[Dataset rows describing interfaces]
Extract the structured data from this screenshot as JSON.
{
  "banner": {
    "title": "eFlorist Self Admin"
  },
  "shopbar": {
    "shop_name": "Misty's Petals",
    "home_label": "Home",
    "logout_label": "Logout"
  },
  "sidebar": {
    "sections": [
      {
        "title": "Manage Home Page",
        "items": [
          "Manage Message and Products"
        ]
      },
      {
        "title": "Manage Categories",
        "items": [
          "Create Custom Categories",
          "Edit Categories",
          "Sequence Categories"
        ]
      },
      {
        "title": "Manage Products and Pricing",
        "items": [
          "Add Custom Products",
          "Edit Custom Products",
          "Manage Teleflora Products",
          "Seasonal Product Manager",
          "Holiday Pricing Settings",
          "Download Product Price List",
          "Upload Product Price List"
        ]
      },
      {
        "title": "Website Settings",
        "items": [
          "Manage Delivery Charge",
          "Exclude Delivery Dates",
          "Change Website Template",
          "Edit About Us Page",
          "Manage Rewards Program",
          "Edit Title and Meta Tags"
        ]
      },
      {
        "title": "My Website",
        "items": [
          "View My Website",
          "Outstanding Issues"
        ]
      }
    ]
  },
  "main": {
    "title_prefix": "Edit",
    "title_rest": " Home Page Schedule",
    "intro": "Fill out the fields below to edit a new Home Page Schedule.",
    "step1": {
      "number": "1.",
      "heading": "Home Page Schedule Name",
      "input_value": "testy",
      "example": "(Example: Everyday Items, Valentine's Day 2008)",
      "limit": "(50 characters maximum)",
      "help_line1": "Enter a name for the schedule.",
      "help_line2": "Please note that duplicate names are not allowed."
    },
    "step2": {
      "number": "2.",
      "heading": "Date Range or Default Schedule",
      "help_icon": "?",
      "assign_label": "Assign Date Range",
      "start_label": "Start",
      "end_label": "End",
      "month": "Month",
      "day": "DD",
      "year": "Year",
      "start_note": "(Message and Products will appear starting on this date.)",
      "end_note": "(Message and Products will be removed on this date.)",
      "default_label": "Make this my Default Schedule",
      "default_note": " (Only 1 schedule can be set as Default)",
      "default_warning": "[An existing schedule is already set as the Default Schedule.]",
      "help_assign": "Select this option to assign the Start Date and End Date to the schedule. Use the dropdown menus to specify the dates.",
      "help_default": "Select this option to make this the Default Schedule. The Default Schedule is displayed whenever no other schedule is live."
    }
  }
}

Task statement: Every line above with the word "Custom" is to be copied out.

Task answer:
          "Create Custom Categories",
          "Add Custom Products",
          "Edit Custom Products",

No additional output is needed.